TALKING TO WRITERS
Part two of my interview with "Lars and the Real Girl" screenwriter Nancy Oliver.
And a special "hola" to all of the wonderful visitors who have stopped by from Elsita's blog. Thanks for all of your comments and support.
5. What was the genesis of "Lars"? How did you have the original
idea, and what came next? Did you know where the story was going
when you started writing it? Did the story all come at once, or
did you go through false steps or many revisions to get it all in
place? What changed, if anything?
it's taken me till now to face the genesis of "Lars." i've told
various stories at various times, but they're partly lies. to be
honest, it's too private to share. only a couple of people know the
truth and i didn't tell them either, they guessed. and it doesn't
have anything to do with a sex doll.
no long narrative piece comes all at once for me. it's not a linear

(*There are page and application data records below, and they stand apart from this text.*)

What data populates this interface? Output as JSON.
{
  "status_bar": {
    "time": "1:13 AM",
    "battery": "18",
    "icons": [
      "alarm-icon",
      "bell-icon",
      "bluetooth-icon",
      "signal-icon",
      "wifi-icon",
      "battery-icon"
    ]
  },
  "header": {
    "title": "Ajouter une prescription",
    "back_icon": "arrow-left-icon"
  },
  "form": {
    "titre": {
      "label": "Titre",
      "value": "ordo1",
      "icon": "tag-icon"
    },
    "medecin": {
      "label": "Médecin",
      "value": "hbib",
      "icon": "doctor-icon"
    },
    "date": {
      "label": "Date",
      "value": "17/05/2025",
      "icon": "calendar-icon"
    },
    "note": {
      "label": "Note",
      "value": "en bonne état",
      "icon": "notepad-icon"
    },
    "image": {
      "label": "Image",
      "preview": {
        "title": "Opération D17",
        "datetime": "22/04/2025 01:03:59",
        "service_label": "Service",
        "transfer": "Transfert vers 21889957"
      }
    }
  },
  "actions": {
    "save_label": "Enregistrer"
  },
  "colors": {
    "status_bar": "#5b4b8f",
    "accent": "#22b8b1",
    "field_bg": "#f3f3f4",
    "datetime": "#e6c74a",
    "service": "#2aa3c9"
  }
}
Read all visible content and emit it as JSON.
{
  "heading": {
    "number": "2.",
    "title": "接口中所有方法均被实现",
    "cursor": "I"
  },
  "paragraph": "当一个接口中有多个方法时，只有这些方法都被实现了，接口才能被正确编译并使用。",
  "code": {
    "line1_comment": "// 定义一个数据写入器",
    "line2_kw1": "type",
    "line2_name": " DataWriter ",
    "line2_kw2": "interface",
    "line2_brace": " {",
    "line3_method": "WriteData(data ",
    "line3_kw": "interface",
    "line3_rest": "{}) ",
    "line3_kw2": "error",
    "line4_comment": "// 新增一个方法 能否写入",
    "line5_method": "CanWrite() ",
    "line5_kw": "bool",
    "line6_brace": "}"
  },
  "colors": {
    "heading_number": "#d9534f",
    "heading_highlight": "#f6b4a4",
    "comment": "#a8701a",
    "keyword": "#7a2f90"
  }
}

process. there's a long gestation period, usually years, five for
Lars, before i start to type. it's not like i'm thinking about it all
the time -- but it's always present and developing in my subconscious
and rises to the surface of my mind from time to time, more and more, till the pressure to write is inescapable. i have to get it out of
myself and onto the page in order to move on with life.
i didn't really know where the story would end when i started it. i
knew that it would be about resurrection, so a death and rebirth was
involved, but i didn't know what form that would take. i constantly
revise. if the movie hadn't been made i'd still be rewriting. unless
i'm forced to by contract, i don't do complete drafts. generally by
the time i show anybody anything, the script has been through 100,000 rewrites and revisions. the shooting draft for Lars was essentially the draft i first showed my agents. there was one big structural rebuild early on -- the doctor was originally two characters, but i couldn't get the story to go forward until i made the fix and Dagmar emerged.
6. Was there anything that influenced you, an author, a film, a
photograph or song, when it came to finding the appropriate tone
no. the tone was born of the story and the way i look at the world.
7. How would you compare the film you made in your own imagination when you were writing to what ended up on the screen?
they're quite different. there was a different look for the film in
my head, and the town was bigger and Lars's neighborhood set-up was different and i could do a big long list, but that's always the way
it is. and it's part of the fun and torture of production, watching
the changes take place. it's not a question of right or wrong,
making a movie or play is about collaboration and interpretation and
compromise. i think the film succeeds in so many ways thanks to so
many people -- the casting is beautiful, everyone held the tone,
often what was shot was much better than what was in my head. i'm so grateful for the respect with which the script was treated. it almost never happens that way. i don't know how i got so lucky.
8. Are you equally comfortable writing for film or television? Do
you approach either medium differently?
" comfortable" is not a word i associate with writing, which kind of
hurts. in a good way. sort of. each form has its challenges -- a
screenplay takes a long time and it's a lonely experience and tests
your determination and endurance and patience. i don't like to work
with an outline, it feels too confining, so there's a lot of trial
and error and groping around and experimenting. it cannot be rushed. television is about writing by committee. you have to play nicely with others and you work from a group-generated, very specific outline according to a very specific schedule and budget and
locations. and there's an immediate gratification factor, because
usually your episode will go right into production. it's fun to do
both -- they feed different creative cravings and i like the variety.
9. How do you follow an act like being nominated for an Oscar for
your first produced screenplay, and winning the Humanitas Award? Do you feel the pressure of expectations, from others or yourself?
you know, the awards thing was a crazy, interesting trip, but if it
weren't for all those black dresses in my closet, i would think it
was all a dream. "Lars" wasn't just my first produced screenplay, it
was the first real screenplay i ever wrote, so it was always like i
was living somebody else's karma. i do feel the pressure of
expectations from others, but i try not to let that enter the mental/
emotional space where i work. my own expectations are so high that
i'm never satisfied with anything, that's enough pressure.
what's next is three projects: True Blood, Alan Ball's southern
vampire series, a screenplay for Warner Brothers called "handyman,"
and a pilot for HBO called "Bad Girls," adapted from the long-
running British series about women in prison.
and a vacation. definitely a vacation.
AMEN to that, Nancy. Thanks so much for sharing your time and insights and experience.
TOMORROW: Travel back in time with me to another country: Cuba!!!